-- EXCERPTED DATA follows --

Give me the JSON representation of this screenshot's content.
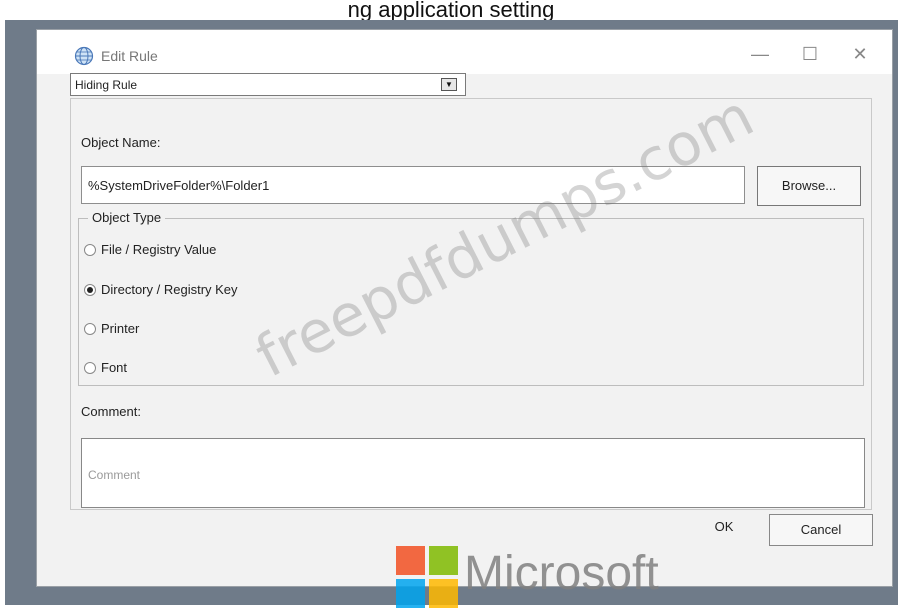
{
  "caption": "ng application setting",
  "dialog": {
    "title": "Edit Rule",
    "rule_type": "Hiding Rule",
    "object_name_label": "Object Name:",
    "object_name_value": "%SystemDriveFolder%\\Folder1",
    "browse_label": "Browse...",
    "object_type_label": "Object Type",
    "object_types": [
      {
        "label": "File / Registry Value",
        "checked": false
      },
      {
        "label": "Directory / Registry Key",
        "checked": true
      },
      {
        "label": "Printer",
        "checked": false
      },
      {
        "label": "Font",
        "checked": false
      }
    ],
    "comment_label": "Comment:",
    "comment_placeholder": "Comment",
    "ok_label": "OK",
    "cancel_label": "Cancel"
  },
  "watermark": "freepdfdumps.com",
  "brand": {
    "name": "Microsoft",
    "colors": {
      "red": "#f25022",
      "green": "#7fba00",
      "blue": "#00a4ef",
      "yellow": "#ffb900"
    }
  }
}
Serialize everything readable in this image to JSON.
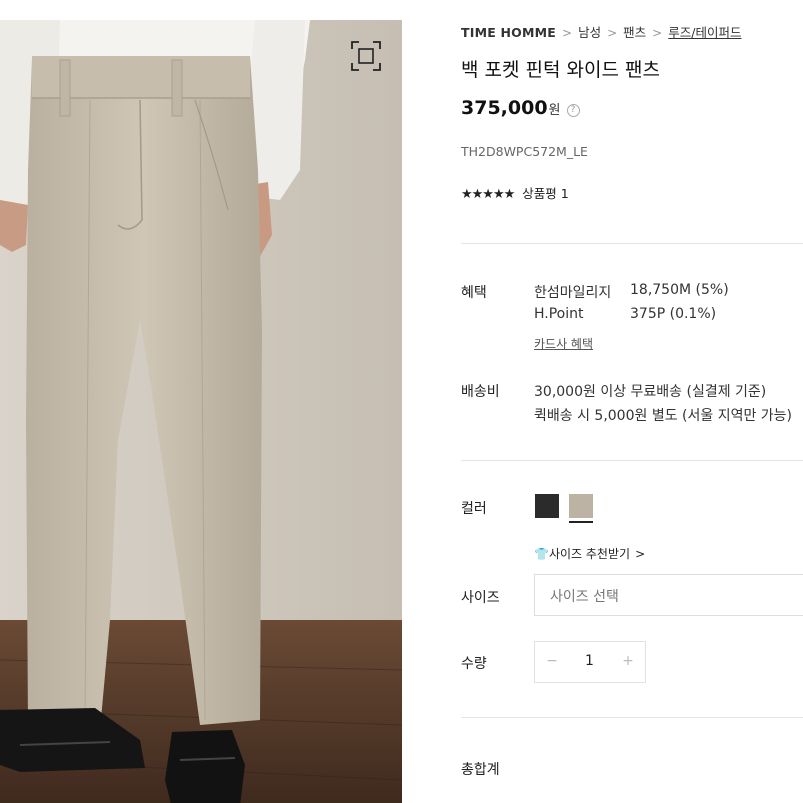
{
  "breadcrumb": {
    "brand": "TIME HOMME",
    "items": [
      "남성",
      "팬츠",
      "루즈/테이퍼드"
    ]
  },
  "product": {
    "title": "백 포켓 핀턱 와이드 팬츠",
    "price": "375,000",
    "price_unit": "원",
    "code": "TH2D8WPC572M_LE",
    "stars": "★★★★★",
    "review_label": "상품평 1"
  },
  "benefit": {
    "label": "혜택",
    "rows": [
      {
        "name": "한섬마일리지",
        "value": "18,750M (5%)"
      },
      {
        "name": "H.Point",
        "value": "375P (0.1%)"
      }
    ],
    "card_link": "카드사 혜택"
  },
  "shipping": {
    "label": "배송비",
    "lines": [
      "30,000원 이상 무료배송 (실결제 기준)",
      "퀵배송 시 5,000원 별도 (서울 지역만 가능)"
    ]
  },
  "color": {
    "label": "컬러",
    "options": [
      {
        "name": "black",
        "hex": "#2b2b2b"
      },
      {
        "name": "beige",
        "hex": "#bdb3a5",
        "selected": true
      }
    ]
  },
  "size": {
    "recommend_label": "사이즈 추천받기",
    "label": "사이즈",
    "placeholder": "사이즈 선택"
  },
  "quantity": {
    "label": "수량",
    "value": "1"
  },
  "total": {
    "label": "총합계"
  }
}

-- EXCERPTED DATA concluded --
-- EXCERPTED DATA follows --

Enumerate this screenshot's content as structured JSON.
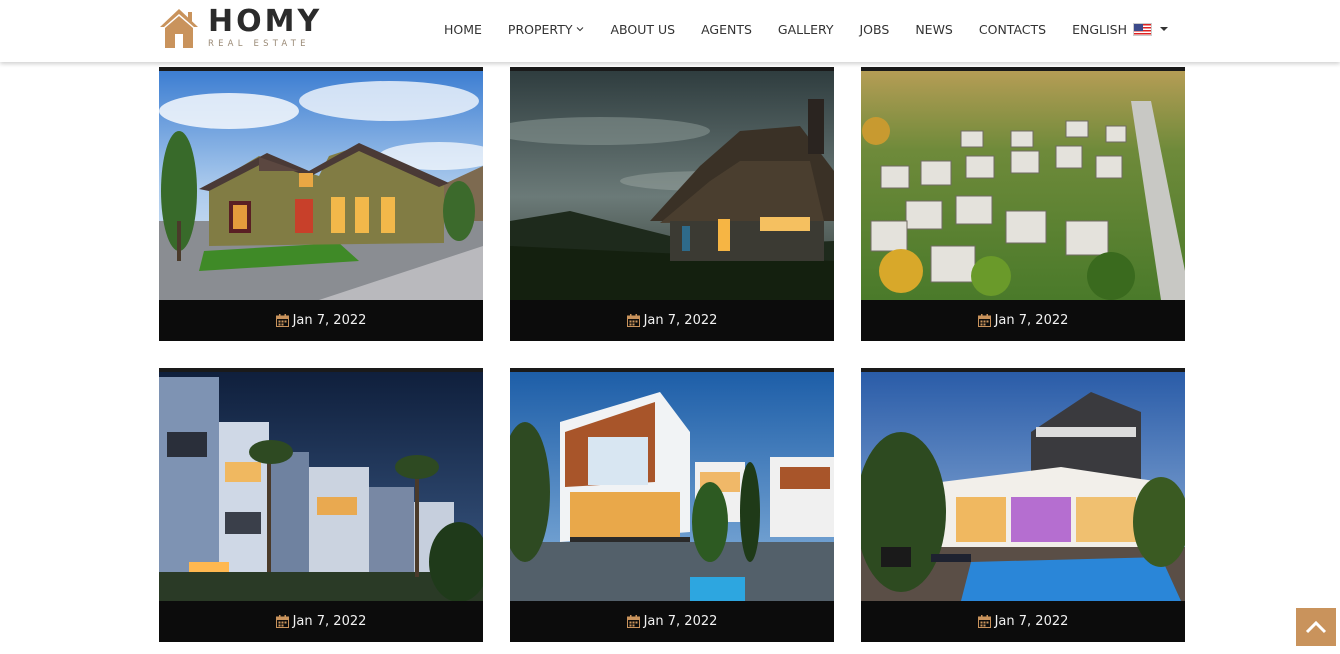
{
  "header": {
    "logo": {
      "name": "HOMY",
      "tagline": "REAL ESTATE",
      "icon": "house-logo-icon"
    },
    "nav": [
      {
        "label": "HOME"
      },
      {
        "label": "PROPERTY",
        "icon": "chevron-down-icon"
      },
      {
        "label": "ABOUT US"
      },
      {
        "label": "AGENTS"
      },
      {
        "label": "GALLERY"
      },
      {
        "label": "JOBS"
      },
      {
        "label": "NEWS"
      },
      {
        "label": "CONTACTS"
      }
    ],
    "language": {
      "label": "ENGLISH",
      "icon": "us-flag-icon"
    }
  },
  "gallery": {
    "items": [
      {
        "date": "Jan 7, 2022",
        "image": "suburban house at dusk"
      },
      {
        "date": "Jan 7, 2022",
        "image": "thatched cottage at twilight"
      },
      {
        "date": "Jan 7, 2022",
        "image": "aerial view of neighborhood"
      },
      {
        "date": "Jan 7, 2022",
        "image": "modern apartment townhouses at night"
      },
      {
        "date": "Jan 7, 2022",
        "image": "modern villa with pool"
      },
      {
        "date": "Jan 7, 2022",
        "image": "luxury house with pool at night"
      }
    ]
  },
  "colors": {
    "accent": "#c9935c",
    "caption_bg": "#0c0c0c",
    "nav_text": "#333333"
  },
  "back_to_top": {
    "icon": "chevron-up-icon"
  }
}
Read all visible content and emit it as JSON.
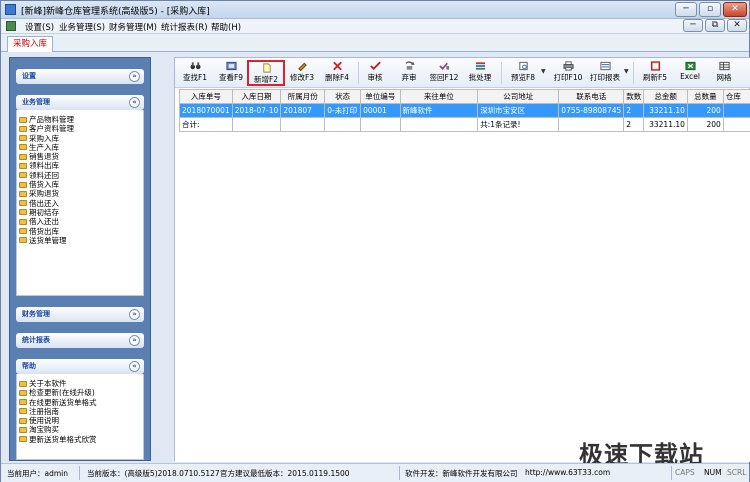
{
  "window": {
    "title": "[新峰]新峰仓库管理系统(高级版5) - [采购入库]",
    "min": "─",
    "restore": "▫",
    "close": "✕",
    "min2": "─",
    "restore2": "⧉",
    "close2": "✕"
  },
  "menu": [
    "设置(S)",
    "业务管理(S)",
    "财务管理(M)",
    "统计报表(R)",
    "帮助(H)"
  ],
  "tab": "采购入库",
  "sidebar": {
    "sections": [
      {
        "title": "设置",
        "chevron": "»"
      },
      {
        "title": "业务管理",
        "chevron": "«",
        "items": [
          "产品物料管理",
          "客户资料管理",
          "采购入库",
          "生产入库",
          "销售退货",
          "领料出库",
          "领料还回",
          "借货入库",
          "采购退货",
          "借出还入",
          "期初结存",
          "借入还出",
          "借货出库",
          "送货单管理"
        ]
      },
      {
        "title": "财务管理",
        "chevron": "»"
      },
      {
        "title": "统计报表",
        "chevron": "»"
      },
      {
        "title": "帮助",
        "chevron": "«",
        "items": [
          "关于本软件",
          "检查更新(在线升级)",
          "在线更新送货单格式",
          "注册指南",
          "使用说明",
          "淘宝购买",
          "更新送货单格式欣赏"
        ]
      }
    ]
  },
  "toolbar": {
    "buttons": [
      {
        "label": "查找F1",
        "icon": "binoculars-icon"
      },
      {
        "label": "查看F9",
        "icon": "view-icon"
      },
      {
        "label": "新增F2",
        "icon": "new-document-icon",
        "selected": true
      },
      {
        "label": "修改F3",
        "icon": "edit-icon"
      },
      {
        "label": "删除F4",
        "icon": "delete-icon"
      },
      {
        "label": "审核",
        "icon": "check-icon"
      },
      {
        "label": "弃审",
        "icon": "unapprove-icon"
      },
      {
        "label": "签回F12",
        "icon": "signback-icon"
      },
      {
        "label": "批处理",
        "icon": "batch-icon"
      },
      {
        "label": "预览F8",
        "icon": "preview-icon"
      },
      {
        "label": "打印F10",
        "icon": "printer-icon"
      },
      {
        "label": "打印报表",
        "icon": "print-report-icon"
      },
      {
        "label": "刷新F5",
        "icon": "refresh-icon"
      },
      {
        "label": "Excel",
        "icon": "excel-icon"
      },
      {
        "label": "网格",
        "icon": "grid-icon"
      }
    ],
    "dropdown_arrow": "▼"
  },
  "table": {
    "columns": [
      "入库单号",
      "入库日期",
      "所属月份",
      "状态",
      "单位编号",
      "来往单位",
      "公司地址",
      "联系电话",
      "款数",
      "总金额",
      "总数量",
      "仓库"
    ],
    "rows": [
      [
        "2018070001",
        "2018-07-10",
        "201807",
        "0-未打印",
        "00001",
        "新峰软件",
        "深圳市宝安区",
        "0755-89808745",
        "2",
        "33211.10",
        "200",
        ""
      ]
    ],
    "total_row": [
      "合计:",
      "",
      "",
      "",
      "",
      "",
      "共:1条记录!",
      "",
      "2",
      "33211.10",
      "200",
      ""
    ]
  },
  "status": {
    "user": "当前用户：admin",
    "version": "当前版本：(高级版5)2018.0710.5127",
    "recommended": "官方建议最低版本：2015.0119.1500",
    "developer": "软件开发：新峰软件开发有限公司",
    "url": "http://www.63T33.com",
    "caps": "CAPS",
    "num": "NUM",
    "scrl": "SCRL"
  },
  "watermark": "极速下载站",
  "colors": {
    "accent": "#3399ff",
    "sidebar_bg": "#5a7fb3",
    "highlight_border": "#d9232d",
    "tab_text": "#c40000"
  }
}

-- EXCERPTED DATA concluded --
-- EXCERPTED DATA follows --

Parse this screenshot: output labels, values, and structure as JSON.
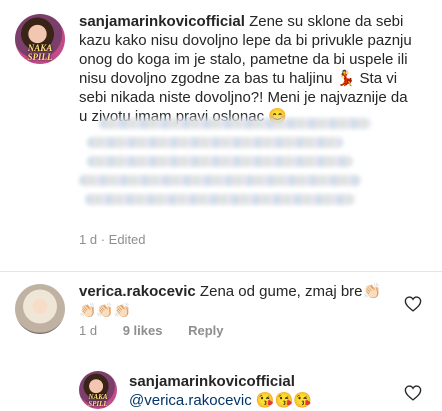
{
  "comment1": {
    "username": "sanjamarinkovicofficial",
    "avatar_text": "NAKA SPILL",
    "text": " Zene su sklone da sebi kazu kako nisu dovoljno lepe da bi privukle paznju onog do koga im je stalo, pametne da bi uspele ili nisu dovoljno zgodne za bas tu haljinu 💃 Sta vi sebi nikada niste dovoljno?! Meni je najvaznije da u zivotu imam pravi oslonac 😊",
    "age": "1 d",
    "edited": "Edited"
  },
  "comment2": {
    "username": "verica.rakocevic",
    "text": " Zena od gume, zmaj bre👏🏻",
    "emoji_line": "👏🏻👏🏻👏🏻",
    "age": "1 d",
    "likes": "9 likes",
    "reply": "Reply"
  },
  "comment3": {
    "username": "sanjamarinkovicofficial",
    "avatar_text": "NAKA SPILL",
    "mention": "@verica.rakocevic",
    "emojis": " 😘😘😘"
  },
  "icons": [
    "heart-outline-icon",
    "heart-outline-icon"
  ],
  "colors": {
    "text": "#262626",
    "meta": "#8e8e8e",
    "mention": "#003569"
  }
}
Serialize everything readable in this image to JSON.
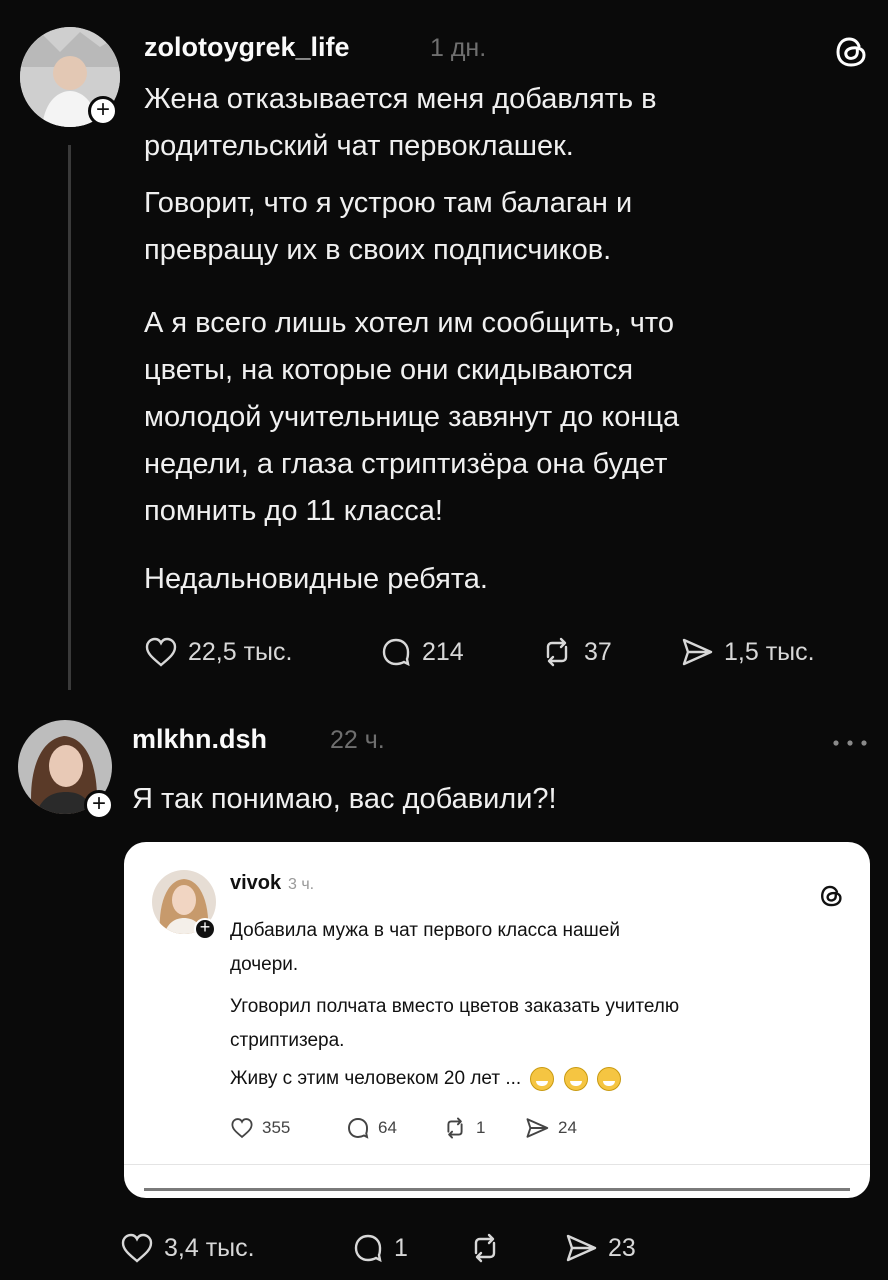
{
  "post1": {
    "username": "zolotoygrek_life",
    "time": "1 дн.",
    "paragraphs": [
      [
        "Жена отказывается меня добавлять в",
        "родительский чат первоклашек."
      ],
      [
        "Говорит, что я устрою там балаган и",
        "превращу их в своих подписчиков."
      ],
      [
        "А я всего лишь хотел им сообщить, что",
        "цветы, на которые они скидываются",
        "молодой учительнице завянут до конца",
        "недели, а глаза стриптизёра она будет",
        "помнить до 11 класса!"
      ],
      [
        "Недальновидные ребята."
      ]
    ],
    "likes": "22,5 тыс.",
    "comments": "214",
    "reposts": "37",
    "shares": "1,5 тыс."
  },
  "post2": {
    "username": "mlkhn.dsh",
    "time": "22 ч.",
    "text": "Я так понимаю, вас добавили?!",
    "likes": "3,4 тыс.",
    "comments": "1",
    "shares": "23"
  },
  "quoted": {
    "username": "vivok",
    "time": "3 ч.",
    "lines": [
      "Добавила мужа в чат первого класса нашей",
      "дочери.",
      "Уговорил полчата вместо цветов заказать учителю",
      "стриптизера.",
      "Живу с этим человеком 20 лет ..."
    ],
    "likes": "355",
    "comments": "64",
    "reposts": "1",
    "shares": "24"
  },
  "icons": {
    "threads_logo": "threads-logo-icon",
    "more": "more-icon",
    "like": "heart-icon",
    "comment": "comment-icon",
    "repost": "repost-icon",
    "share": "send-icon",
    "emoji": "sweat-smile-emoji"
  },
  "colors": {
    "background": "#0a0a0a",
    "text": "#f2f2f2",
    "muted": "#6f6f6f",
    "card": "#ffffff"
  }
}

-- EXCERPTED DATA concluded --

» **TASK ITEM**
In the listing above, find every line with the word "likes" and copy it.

» **YOUR SOLUTION**
    "likes": "9 likes",
    "likes": "22,5 тыс.",
    "likes": "3,4 тыс.",
    "likes": "355",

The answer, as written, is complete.